[Source records]
※

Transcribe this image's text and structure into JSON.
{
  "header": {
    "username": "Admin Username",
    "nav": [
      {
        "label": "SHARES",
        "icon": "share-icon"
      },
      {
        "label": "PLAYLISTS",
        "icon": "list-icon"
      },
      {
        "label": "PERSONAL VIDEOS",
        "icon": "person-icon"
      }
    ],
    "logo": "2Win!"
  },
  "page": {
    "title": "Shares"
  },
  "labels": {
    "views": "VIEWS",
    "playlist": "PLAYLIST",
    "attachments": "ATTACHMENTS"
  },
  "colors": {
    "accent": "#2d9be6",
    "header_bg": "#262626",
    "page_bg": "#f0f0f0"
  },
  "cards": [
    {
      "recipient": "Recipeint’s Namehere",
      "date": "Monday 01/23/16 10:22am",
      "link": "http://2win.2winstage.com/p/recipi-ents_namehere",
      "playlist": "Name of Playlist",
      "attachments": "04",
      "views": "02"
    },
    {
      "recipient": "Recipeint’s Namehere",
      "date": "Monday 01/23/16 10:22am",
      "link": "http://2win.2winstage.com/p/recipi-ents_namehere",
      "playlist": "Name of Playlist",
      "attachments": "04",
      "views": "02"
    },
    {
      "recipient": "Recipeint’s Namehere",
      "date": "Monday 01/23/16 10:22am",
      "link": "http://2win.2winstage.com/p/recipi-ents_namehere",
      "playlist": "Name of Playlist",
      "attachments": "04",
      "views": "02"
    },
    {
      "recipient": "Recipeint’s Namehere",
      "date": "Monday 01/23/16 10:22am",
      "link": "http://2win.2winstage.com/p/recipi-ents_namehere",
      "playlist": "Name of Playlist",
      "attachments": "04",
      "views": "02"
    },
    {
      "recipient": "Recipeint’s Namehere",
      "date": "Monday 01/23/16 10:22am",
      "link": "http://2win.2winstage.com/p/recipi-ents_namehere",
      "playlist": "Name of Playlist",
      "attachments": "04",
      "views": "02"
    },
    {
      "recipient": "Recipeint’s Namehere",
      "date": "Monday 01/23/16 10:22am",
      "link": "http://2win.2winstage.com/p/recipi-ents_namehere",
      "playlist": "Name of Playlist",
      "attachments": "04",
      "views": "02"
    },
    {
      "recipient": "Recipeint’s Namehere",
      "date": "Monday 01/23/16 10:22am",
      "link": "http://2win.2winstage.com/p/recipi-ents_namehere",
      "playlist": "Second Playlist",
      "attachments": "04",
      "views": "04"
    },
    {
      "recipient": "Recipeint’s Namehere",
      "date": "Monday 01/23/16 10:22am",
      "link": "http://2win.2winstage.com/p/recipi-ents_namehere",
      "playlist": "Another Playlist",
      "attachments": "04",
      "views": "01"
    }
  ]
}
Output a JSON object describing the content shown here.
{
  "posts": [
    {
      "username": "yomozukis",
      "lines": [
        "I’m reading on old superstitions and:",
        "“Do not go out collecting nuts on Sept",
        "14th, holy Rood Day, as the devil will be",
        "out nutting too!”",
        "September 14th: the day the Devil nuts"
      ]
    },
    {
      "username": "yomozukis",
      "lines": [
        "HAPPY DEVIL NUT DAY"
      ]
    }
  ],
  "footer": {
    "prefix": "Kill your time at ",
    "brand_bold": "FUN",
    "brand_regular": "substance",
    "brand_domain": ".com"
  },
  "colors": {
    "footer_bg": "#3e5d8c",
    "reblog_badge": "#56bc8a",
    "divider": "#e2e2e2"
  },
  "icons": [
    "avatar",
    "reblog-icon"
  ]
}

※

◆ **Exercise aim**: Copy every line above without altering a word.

◆ **Answer to this problem**:
Transcribe this image's text and structure into JSON.
{
  "header": {
    "username": "Admin Username",
    "nav": [
      {
        "label": "SHARES",
        "icon": "share-icon"
      },
      {
        "label": "PLAYLISTS",
        "icon": "list-icon"
      },
      {
        "label": "PERSONAL VIDEOS",
        "icon": "person-icon"
      }
    ],
    "logo": "2Win!"
  },
  "page": {
    "title": "Shares"
  },
  "labels": {
    "views": "VIEWS",
    "playlist": "PLAYLIST",
    "attachments": "ATTACHMENTS"
  },
  "colors": {
    "accent": "#2d9be6",
    "header_bg": "#262626",
    "page_bg": "#f0f0f0"
  },
  "cards": [
    {
      "recipient": "Recipeint’s Namehere",
      "date": "Monday 01/23/16 10:22am",
      "link": "http://2win.2winstage.com/p/recipi-ents_namehere",
      "playlist": "Name of Playlist",
      "attachments": "04",
      "views": "02"
    },
    {
      "recipient": "Recipeint’s Namehere",
      "date": "Monday 01/23/16 10:22am",
      "link": "http://2win.2winstage.com/p/recipi-ents_namehere",
      "playlist": "Name of Playlist",
      "attachments": "04",
      "views": "02"
    },
    {
      "recipient": "Recipeint’s Namehere",
      "date": "Monday 01/23/16 10:22am",
      "link": "http://2win.2winstage.com/p/recipi-ents_namehere",
      "playlist": "Name of Playlist",
      "attachments": "04",
      "views": "02"
    },
    {
      "recipient": "Recipeint’s Namehere",
      "date": "Monday 01/23/16 10:22am",
      "link": "http://2win.2winstage.com/p/recipi-ents_namehere",
      "playlist": "Name of Playlist",
      "attachments": "04",
      "views": "02"
    },
    {
      "recipient": "Recipeint’s Namehere",
      "date": "Monday 01/23/16 10:22am",
      "link": "http://2win.2winstage.com/p/recipi-ents_namehere",
      "playlist": "Name of Playlist",
      "attachments": "04",
      "views": "02"
    },
    {
      "recipient": "Recipeint’s Namehere",
      "date": "Monday 01/23/16 10:22am",
      "link": "http://2win.2winstage.com/p/recipi-ents_namehere",
      "playlist": "Name of Playlist",
      "attachments": "04",
      "views": "02"
    },
    {
      "recipient": "Recipeint’s Namehere",
      "date": "Monday 01/23/16 10:22am",
      "link": "http://2win.2winstage.com/p/recipi-ents_namehere",
      "playlist": "Second Playlist",
      "attachments": "04",
      "views": "04"
    },
    {
      "recipient": "Recipeint’s Namehere",
      "date": "Monday 01/23/16 10:22am",
      "link": "http://2win.2winstage.com/p/recipi-ents_namehere",
      "playlist": "Another Playlist",
      "attachments": "04",
      "views": "01"
    }
  ]
}
Output a JSON object describing the content shown here.
{
  "posts": [
    {
      "username": "yomozukis",
      "lines": [
        "I’m reading on old superstitions and:",
        "“Do not go out collecting nuts on Sept",
        "14th, holy Rood Day, as the devil will be",
        "out nutting too!”",
        "September 14th: the day the Devil nuts"
      ]
    },
    {
      "username": "yomozukis",
      "lines": [
        "HAPPY DEVIL NUT DAY"
      ]
    }
  ],
  "footer": {
    "prefix": "Kill your time at ",
    "brand_bold": "FUN",
    "brand_regular": "substance",
    "brand_domain": ".com"
  },
  "colors": {
    "footer_bg": "#3e5d8c",
    "reblog_badge": "#56bc8a",
    "divider": "#e2e2e2"
  },
  "icons": [
    "avatar",
    "reblog-icon"
  ]
}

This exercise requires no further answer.